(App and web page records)

---

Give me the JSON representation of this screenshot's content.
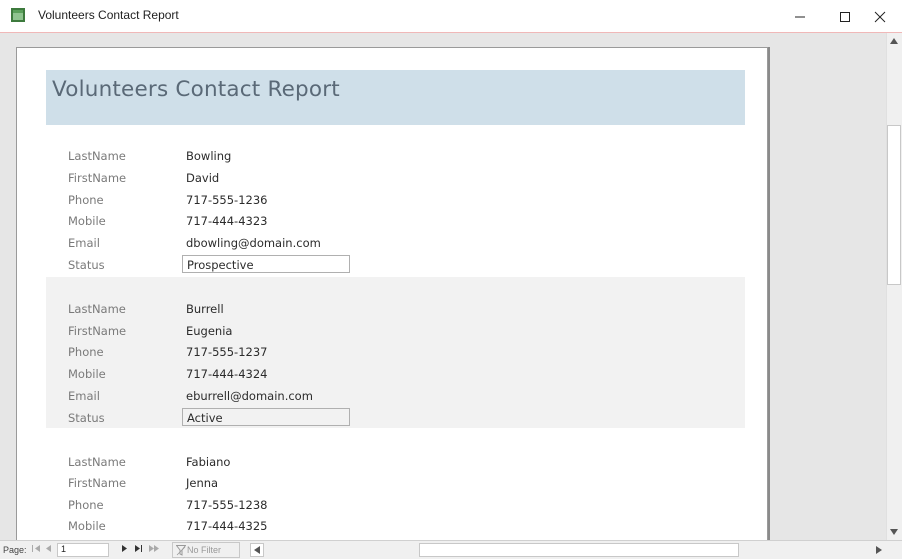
{
  "window": {
    "title": "Volunteers Contact Report",
    "minimize_icon": "minimize-icon",
    "maximize_icon": "maximize-icon",
    "close_icon": "close-icon"
  },
  "report": {
    "title": "Volunteers Contact Report",
    "header_color": "#cfdfe9",
    "labels": {
      "last_name": "LastName",
      "first_name": "FirstName",
      "phone": "Phone",
      "mobile": "Mobile",
      "email": "Email",
      "status": "Status"
    },
    "records": [
      {
        "last_name": "Bowling",
        "first_name": "David",
        "phone": "717-555-1236",
        "mobile": "717-444-4323",
        "email": "dbowling@domain.com",
        "status": "Prospective"
      },
      {
        "last_name": "Burrell",
        "first_name": "Eugenia",
        "phone": "717-555-1237",
        "mobile": "717-444-4324",
        "email": "eburrell@domain.com",
        "status": "Active"
      },
      {
        "last_name": "Fabiano",
        "first_name": "Jenna",
        "phone": "717-555-1238",
        "mobile": "717-444-4325",
        "email": "",
        "status": ""
      }
    ]
  },
  "navigation": {
    "page_label": "Page:",
    "page_value": "1",
    "filter_label": "No Filter"
  }
}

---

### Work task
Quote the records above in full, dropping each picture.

### Exercise solution
Give me the JSON representation of this screenshot's content.
{
  "window": {
    "title": "Volunteers Contact Report",
    "minimize_icon": "minimize-icon",
    "maximize_icon": "maximize-icon",
    "close_icon": "close-icon"
  },
  "report": {
    "title": "Volunteers Contact Report",
    "header_color": "#cfdfe9",
    "labels": {
      "last_name": "LastName",
      "first_name": "FirstName",
      "phone": "Phone",
      "mobile": "Mobile",
      "email": "Email",
      "status": "Status"
    },
    "records": [
      {
        "last_name": "Bowling",
        "first_name": "David",
        "phone": "717-555-1236",
        "mobile": "717-444-4323",
        "email": "dbowling@domain.com",
        "status": "Prospective"
      },
      {
        "last_name": "Burrell",
        "first_name": "Eugenia",
        "phone": "717-555-1237",
        "mobile": "717-444-4324",
        "email": "eburrell@domain.com",
        "status": "Active"
      },
      {
        "last_name": "Fabiano",
        "first_name": "Jenna",
        "phone": "717-555-1238",
        "mobile": "717-444-4325",
        "email": "",
        "status": ""
      }
    ]
  },
  "navigation": {
    "page_label": "Page:",
    "page_value": "1",
    "filter_label": "No Filter"
  }
}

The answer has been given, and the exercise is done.